(WORK REQUEST):
Go through the material and copy every line in which "JSON" appears.
--- START ---
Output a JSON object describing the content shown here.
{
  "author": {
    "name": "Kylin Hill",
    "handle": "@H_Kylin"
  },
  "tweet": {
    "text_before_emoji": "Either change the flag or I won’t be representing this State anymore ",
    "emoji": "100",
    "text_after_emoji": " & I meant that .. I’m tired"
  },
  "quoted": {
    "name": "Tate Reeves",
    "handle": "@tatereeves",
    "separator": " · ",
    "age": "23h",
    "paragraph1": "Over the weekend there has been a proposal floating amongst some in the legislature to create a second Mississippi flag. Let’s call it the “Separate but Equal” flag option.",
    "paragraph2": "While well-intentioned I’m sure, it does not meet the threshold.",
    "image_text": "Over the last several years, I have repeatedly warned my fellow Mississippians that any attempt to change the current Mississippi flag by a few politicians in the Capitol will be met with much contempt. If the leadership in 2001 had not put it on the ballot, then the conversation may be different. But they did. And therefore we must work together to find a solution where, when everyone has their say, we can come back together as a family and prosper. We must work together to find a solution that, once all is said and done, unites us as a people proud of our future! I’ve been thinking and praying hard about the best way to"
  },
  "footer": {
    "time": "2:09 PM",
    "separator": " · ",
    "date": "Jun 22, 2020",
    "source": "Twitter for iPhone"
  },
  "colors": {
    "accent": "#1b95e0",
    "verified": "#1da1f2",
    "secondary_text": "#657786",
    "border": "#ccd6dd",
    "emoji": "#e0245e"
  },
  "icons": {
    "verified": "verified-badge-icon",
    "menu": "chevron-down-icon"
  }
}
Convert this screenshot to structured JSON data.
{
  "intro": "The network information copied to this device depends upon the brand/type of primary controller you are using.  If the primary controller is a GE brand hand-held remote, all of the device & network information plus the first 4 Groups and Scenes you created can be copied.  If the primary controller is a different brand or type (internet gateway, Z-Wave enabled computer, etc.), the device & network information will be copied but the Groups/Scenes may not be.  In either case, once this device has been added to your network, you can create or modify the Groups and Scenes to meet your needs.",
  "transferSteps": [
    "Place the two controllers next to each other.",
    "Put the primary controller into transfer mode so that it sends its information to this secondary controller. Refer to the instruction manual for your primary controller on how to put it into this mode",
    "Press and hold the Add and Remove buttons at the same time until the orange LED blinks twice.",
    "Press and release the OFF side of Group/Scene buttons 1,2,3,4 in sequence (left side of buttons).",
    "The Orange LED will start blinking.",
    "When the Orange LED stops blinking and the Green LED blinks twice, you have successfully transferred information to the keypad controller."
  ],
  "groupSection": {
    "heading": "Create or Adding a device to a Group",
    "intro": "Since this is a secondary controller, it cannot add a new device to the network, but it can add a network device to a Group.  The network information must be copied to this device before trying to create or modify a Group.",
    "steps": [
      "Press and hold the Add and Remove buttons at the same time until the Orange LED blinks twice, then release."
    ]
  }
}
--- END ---
(ANSWER TO THIS TASK):
Output a JSON object describing the content shown here.
Convert this screenshot to structured JSON data.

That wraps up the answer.